→ **Assignment**
Only the number is wanted: state how many lines of the data below contain the word "name".

[Excerpts from an interface dataset]
= Beginning of Section =

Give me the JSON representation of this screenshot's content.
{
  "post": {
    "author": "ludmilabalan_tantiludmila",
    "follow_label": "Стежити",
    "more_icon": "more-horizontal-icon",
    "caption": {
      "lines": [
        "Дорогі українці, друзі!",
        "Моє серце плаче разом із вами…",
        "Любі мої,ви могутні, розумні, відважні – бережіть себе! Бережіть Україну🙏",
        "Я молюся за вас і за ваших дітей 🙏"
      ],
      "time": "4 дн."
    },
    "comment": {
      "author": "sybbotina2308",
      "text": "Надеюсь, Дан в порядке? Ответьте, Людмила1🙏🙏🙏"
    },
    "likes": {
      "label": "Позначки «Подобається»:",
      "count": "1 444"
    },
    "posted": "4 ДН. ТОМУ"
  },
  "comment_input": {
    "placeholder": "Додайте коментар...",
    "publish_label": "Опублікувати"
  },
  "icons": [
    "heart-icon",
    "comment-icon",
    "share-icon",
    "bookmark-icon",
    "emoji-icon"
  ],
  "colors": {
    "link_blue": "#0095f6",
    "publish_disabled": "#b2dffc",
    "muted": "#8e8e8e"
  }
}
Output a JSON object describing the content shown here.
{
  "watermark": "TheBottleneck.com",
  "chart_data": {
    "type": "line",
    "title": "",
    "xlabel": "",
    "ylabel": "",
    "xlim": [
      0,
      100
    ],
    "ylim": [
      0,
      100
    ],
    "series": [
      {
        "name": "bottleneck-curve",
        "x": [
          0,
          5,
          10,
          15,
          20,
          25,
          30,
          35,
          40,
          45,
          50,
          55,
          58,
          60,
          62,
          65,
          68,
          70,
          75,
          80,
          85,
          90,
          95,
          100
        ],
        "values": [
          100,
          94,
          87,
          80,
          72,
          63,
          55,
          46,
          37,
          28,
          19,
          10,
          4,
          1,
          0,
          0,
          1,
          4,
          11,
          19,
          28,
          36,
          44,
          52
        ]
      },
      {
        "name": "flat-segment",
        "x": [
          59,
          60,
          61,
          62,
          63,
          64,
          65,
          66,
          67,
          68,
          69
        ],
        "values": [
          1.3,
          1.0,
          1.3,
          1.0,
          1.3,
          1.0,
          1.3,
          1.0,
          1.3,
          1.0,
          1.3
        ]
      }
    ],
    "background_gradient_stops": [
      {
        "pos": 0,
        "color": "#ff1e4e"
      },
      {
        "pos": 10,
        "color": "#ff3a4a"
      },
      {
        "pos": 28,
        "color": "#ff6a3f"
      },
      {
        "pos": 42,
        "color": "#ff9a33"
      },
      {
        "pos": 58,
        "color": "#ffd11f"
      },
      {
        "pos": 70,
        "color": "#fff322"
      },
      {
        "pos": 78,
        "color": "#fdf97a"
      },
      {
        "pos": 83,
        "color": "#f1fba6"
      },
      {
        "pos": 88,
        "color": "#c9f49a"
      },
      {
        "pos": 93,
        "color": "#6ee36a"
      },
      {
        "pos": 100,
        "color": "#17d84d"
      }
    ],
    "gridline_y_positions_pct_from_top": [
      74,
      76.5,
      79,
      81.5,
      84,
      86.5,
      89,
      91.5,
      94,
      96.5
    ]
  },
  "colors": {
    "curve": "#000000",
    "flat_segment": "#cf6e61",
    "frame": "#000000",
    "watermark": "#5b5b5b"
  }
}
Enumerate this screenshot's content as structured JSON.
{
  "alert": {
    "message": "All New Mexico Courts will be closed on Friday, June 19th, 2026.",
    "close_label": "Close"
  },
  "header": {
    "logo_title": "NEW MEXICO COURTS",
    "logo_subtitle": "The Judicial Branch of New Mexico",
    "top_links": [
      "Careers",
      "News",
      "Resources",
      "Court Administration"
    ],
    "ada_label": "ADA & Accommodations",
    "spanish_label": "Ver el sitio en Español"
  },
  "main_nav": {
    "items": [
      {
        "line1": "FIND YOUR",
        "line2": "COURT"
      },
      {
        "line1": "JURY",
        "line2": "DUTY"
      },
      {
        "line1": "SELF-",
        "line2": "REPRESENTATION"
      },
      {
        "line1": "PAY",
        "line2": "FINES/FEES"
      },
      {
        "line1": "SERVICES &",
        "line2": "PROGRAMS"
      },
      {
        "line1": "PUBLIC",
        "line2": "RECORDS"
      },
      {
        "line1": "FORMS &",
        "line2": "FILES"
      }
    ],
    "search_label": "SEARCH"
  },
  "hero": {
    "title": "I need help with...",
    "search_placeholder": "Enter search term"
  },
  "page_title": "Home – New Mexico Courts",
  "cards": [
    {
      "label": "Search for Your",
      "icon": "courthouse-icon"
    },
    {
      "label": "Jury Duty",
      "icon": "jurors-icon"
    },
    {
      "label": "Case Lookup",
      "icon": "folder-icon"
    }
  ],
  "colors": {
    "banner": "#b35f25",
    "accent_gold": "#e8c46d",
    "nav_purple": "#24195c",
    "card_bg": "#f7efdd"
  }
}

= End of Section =

→ **Solution for this task**
2